Making life easier following hip or knee replacement surgery

Knee and Hip
Many clients come into the showroom and talk about the rest time they are going to have in bed following their hip or knee surgery……umm sorry to disappoint but there might not be as much rest time as you think!

These days movement is the key and Physiotherapist’s will get you up either the same or next day following surgery!  Early careful and prescribed activity aids your recovery and helps your knee or hip regain its strength and movement.  Of course it may hurt a little, eeek and initially every day activities you will find harder, from sitting on the toilet to picking up that spare change you dropped on the floor. However there are a few modified ways to do things and some useful products to make these usual simple things that little bit easier to do.

Car transfers

You’ve said goodbye to the lovely staff at the hospital and are being picked up by a friend or relative, you get to the car, how are you going to attempt this?

  • Get your friend/relative to slide back the car seat as much as possible, even reclining the seat may help a little
  • Avoid being picked up by someone in a very low or very high vehicle
  • Sit on the seat and swing your legs in, your ‘chauffeur’ may need to help lift your leg in for you. Sitting on a plastic bag can help slide your bottom round more easily or using a Swivel Cushion.
  • Getting out of the car.  You may need assistance to move your affected leg and swing them out of the car.  Avoid using a someone to pull you up, this can cause injury to the other person or yourself.  Having a product such as the Handybar may really help to stand you up.


You get home and you forgot you had a flight of steps to get up to the front door.  Hopefully you will have practised the stairs with your physiotherapist prior to discharge.

  • When going up the steps, first step up with your non-operative leg, followed by the operative leg.
  • When going down steps, first step down with your operative leg, followed by the non-operative leg.
  • An easy way to remember this is ‘Good leg to heaven, Bad leg to hell’

You should never use a walker on stairs but a walking stick can assist, particularly if you do not have rails.  Ensure you have someone close by if you feel unsteady.

Sitting and getting up

Just the journey from the hospital and getting up those stairs has puffed you out, time for a little sit down. That soft squishy sofa looks inviting…..

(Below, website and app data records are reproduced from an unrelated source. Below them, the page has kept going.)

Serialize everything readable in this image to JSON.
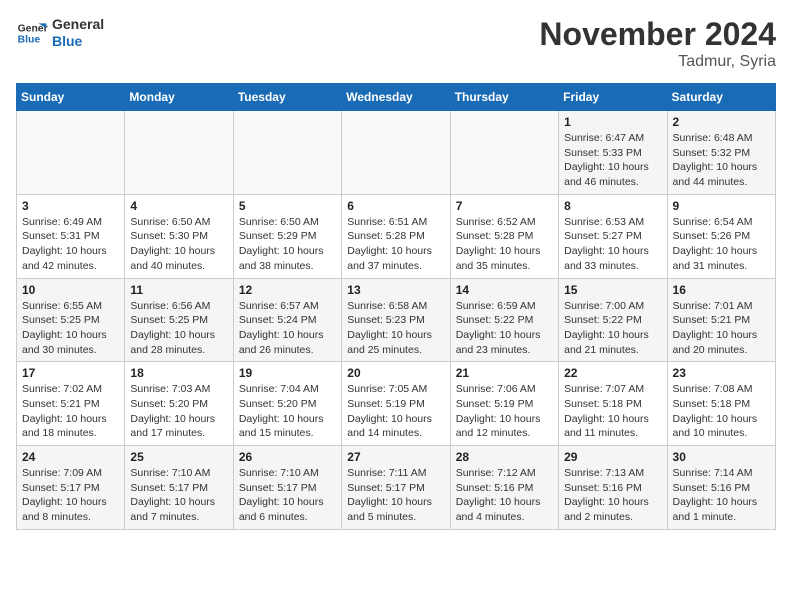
{
  "header": {
    "logo_line1": "General",
    "logo_line2": "Blue",
    "month": "November 2024",
    "location": "Tadmur, Syria"
  },
  "weekdays": [
    "Sunday",
    "Monday",
    "Tuesday",
    "Wednesday",
    "Thursday",
    "Friday",
    "Saturday"
  ],
  "weeks": [
    [
      {
        "day": "",
        "info": ""
      },
      {
        "day": "",
        "info": ""
      },
      {
        "day": "",
        "info": ""
      },
      {
        "day": "",
        "info": ""
      },
      {
        "day": "",
        "info": ""
      },
      {
        "day": "1",
        "info": "Sunrise: 6:47 AM\nSunset: 5:33 PM\nDaylight: 10 hours and 46 minutes."
      },
      {
        "day": "2",
        "info": "Sunrise: 6:48 AM\nSunset: 5:32 PM\nDaylight: 10 hours and 44 minutes."
      }
    ],
    [
      {
        "day": "3",
        "info": "Sunrise: 6:49 AM\nSunset: 5:31 PM\nDaylight: 10 hours and 42 minutes."
      },
      {
        "day": "4",
        "info": "Sunrise: 6:50 AM\nSunset: 5:30 PM\nDaylight: 10 hours and 40 minutes."
      },
      {
        "day": "5",
        "info": "Sunrise: 6:50 AM\nSunset: 5:29 PM\nDaylight: 10 hours and 38 minutes."
      },
      {
        "day": "6",
        "info": "Sunrise: 6:51 AM\nSunset: 5:28 PM\nDaylight: 10 hours and 37 minutes."
      },
      {
        "day": "7",
        "info": "Sunrise: 6:52 AM\nSunset: 5:28 PM\nDaylight: 10 hours and 35 minutes."
      },
      {
        "day": "8",
        "info": "Sunrise: 6:53 AM\nSunset: 5:27 PM\nDaylight: 10 hours and 33 minutes."
      },
      {
        "day": "9",
        "info": "Sunrise: 6:54 AM\nSunset: 5:26 PM\nDaylight: 10 hours and 31 minutes."
      }
    ],
    [
      {
        "day": "10",
        "info": "Sunrise: 6:55 AM\nSunset: 5:25 PM\nDaylight: 10 hours and 30 minutes."
      },
      {
        "day": "11",
        "info": "Sunrise: 6:56 AM\nSunset: 5:25 PM\nDaylight: 10 hours and 28 minutes."
      },
      {
        "day": "12",
        "info": "Sunrise: 6:57 AM\nSunset: 5:24 PM\nDaylight: 10 hours and 26 minutes."
      },
      {
        "day": "13",
        "info": "Sunrise: 6:58 AM\nSunset: 5:23 PM\nDaylight: 10 hours and 25 minutes."
      },
      {
        "day": "14",
        "info": "Sunrise: 6:59 AM\nSunset: 5:22 PM\nDaylight: 10 hours and 23 minutes."
      },
      {
        "day": "15",
        "info": "Sunrise: 7:00 AM\nSunset: 5:22 PM\nDaylight: 10 hours and 21 minutes."
      },
      {
        "day": "16",
        "info": "Sunrise: 7:01 AM\nSunset: 5:21 PM\nDaylight: 10 hours and 20 minutes."
      }
    ],
    [
      {
        "day": "17",
        "info": "Sunrise: 7:02 AM\nSunset: 5:21 PM\nDaylight: 10 hours and 18 minutes."
      },
      {
        "day": "18",
        "info": "Sunrise: 7:03 AM\nSunset: 5:20 PM\nDaylight: 10 hours and 17 minutes."
      },
      {
        "day": "19",
        "info": "Sunrise: 7:04 AM\nSunset: 5:20 PM\nDaylight: 10 hours and 15 minutes."
      },
      {
        "day": "20",
        "info": "Sunrise: 7:05 AM\nSunset: 5:19 PM\nDaylight: 10 hours and 14 minutes."
      },
      {
        "day": "21",
        "info": "Sunrise: 7:06 AM\nSunset: 5:19 PM\nDaylight: 10 hours and 12 minutes."
      },
      {
        "day": "22",
        "info": "Sunrise: 7:07 AM\nSunset: 5:18 PM\nDaylight: 10 hours and 11 minutes."
      },
      {
        "day": "23",
        "info": "Sunrise: 7:08 AM\nSunset: 5:18 PM\nDaylight: 10 hours and 10 minutes."
      }
    ],
    [
      {
        "day": "24",
        "info": "Sunrise: 7:09 AM\nSunset: 5:17 PM\nDaylight: 10 hours and 8 minutes."
      },
      {
        "day": "25",
        "info": "Sunrise: 7:10 AM\nSunset: 5:17 PM\nDaylight: 10 hours and 7 minutes."
      },
      {
        "day": "26",
        "info": "Sunrise: 7:10 AM\nSunset: 5:17 PM\nDaylight: 10 hours and 6 minutes."
      },
      {
        "day": "27",
        "info": "Sunrise: 7:11 AM\nSunset: 5:17 PM\nDaylight: 10 hours and 5 minutes."
      },
      {
        "day": "28",
        "info": "Sunrise: 7:12 AM\nSunset: 5:16 PM\nDaylight: 10 hours and 4 minutes."
      },
      {
        "day": "29",
        "info": "Sunrise: 7:13 AM\nSunset: 5:16 PM\nDaylight: 10 hours and 2 minutes."
      },
      {
        "day": "30",
        "info": "Sunrise: 7:14 AM\nSunset: 5:16 PM\nDaylight: 10 hours and 1 minute."
      }
    ]
  ]
}
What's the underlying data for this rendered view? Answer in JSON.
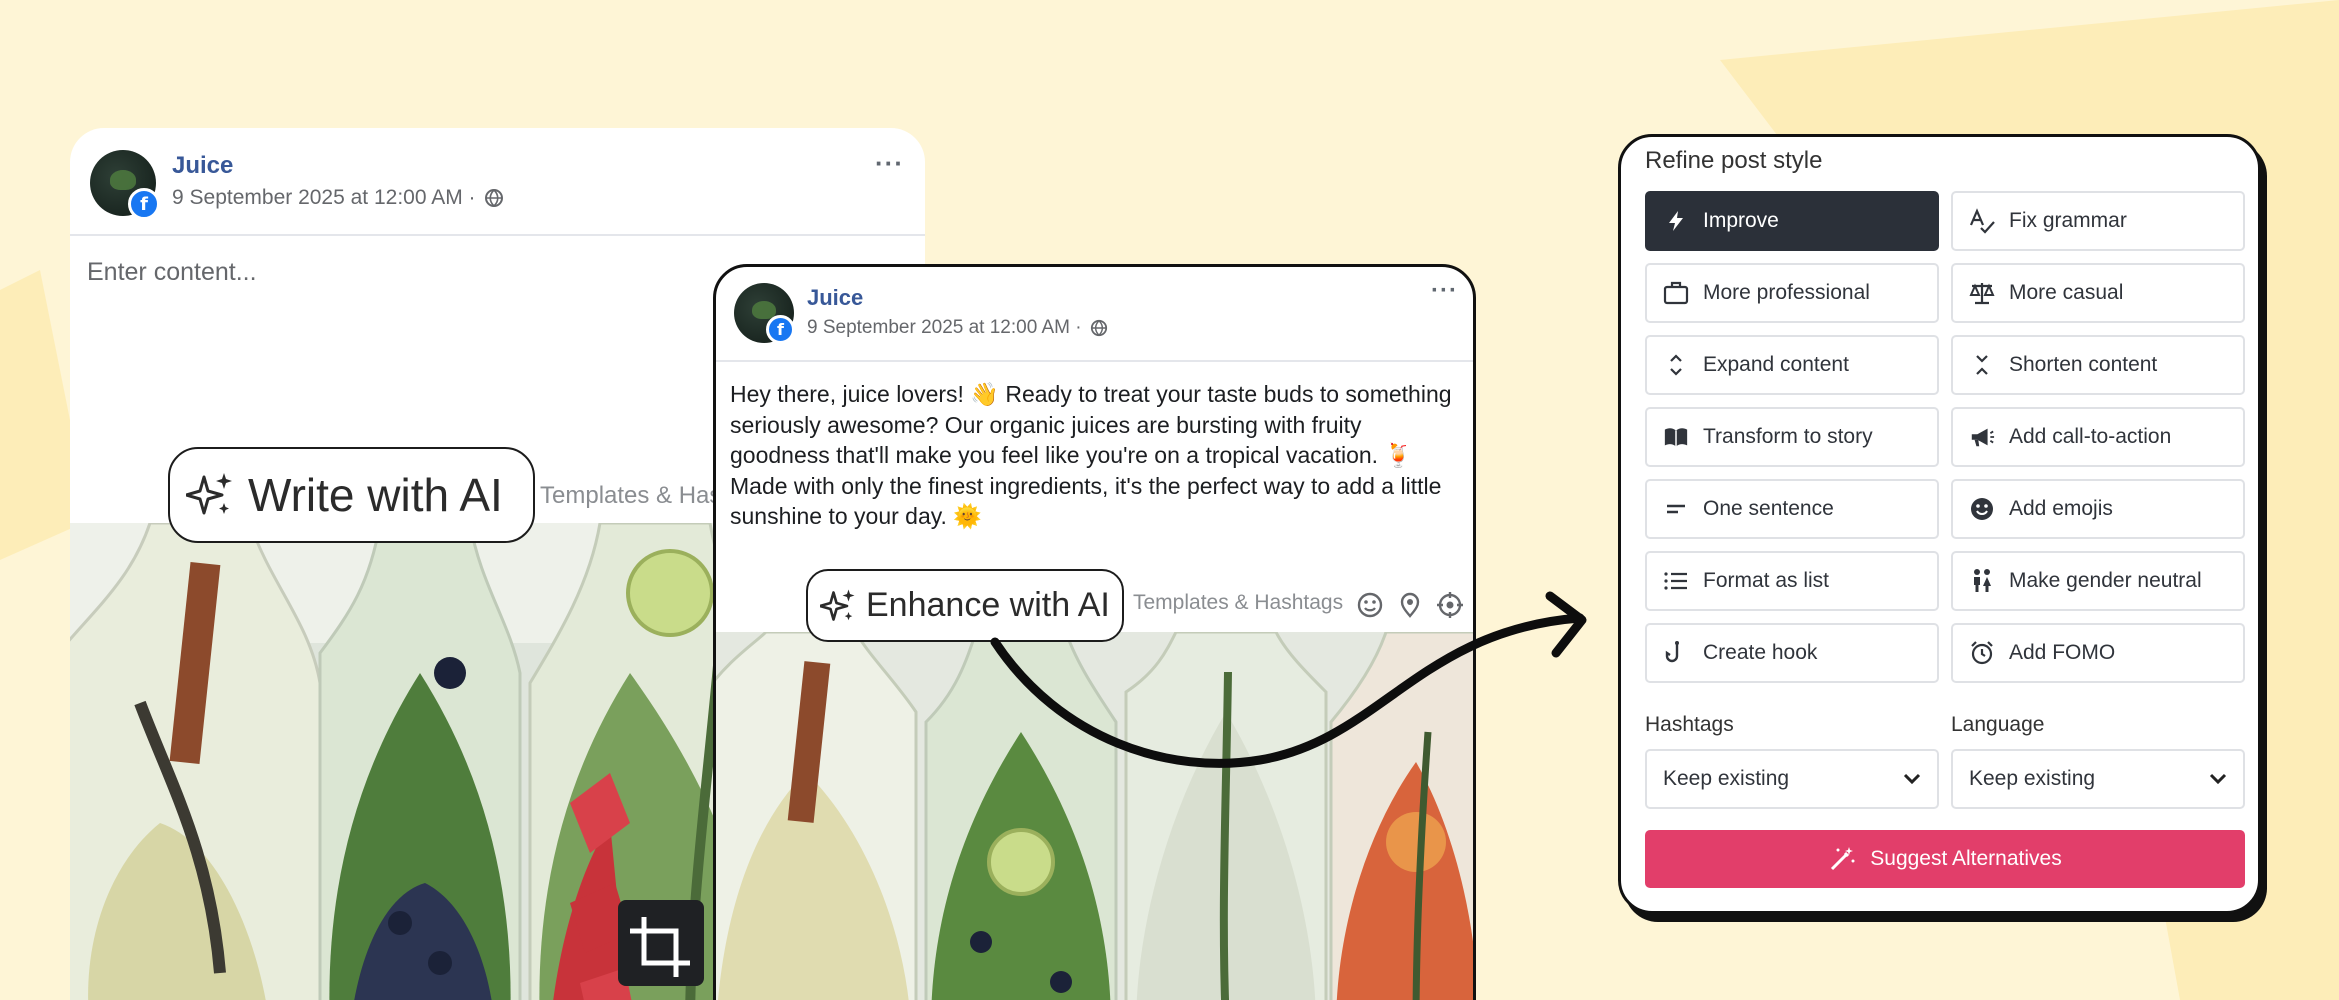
{
  "colors": {
    "background": "#fef5d6",
    "accent_shape": "#fdedb8",
    "page_name": "#385898",
    "facebook_blue": "#1877f2",
    "active_option": "#2b3039",
    "suggest_button": "#e23e6a"
  },
  "post_editor": {
    "page_name": "Juice",
    "timestamp": "9 September 2025 at 12:00 AM ·",
    "audience_icon": "globe-icon",
    "placeholder": "Enter content...",
    "write_ai_label": "Write with AI",
    "templates_link": "Templates & Hashtags",
    "crop_icon": "crop-icon"
  },
  "post_preview": {
    "page_name": "Juice",
    "timestamp": "9 September 2025 at 12:00 AM ·",
    "body_text": "Hey there, juice lovers! 👋 Ready to treat your taste buds to something seriously awesome? Our organic juices are bursting with fruity goodness that'll make you feel like you're on a tropical vacation. 🍹 Made with only the finest ingredients, it's the perfect way to add a little sunshine to your day. 🌞",
    "enhance_ai_label": "Enhance with AI",
    "templates_link": "Templates & Hashtags",
    "toolbar_icons": [
      "emoji-icon",
      "location-pin-icon",
      "target-icon"
    ]
  },
  "refine_panel": {
    "title": "Refine post style",
    "options": [
      {
        "label": "Improve",
        "icon": "lightning-icon",
        "active": true
      },
      {
        "label": "Fix grammar",
        "icon": "spellcheck-icon",
        "active": false
      },
      {
        "label": "More professional",
        "icon": "briefcase-icon",
        "active": false
      },
      {
        "label": "More casual",
        "icon": "scales-icon",
        "active": false
      },
      {
        "label": "Expand content",
        "icon": "expand-icon",
        "active": false
      },
      {
        "label": "Shorten content",
        "icon": "collapse-icon",
        "active": false
      },
      {
        "label": "Transform to story",
        "icon": "book-icon",
        "active": false
      },
      {
        "label": "Add call-to-action",
        "icon": "megaphone-icon",
        "active": false
      },
      {
        "label": "One sentence",
        "icon": "short-lines-icon",
        "active": false
      },
      {
        "label": "Add emojis",
        "icon": "smiley-icon",
        "active": false
      },
      {
        "label": "Format as list",
        "icon": "list-icon",
        "active": false
      },
      {
        "label": "Make gender neutral",
        "icon": "people-icon",
        "active": false
      },
      {
        "label": "Create hook",
        "icon": "hook-icon",
        "active": false
      },
      {
        "label": "Add FOMO",
        "icon": "alarm-clock-icon",
        "active": false
      }
    ],
    "hashtags_label": "Hashtags",
    "hashtags_value": "Keep existing",
    "language_label": "Language",
    "language_value": "Keep existing",
    "suggest_label": "Suggest Alternatives"
  }
}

  • Stop! Avoid sitting on very low sofas… you won’t get up!!
  • If your sofa or lounge chair is too low then look at getting chair raisers to raise the height.  Following hip surgery this is specifically important as hips should be at 90 degrees, knees should not be higher than your hips when seated.  A firm chair with straight back and armrests is important, if it is height adjustable even better, check out our range of height adjustable chairs


No sooner have you sat down on then you realise you need to get to the toilet but it looks so low, how am I going to sit on that?


It’s time for bed, getting undressed may not be as tricky as getting dressed.

  • Always sit to get undressed or dressed as you may be more unbalanced.
  • Using an Easy Reacher or a Dressing Stick can assist with reaching to pull knickers/boxers or pants on.  A Sock Aid to help you put on your socks. A Long Handled Shoe Horn to assist you with putting on your shoes.

Bathing or Shower

  • If you have had hip surgery you may have more precautions (advice of movements to avoid) so people with showers over the bath be careful of this if you are stepping over into a bath it may mean you are over that advised 90 degrees angle.  Look at our bath transfer benches or bath and shower board options.
  • As for actual baths they will be a no go at this time due to the physical difficulty of getting in an out however if you really need that bath check out the Orca Bath Lift
  • Those who have a shower a simple shower chair will do the trick.


It has been a long day, time for bed!

  • Again if your bed is too low this may be an issue, bed raisers can assist.
  • Sit on the edge of the bed; place at least one hand on the bed as you lower yourself. Remember to keep the operated leg further ahead to avoid straining it.
  • Get into bed leading with the operated leg if possible.
  • Bring your legs onto the bed while lowering your upper body with your hands then elbows.  If you feel you need something sturdy to hold on to a bed stick may help you get in and out more easily.

Sleep Tight!

If you require any other further assistance prior to, or following your surgery, then do not hesitate to speak with us.  We also have some of the equipment mentioned in hire for temporary use, check out our hire information.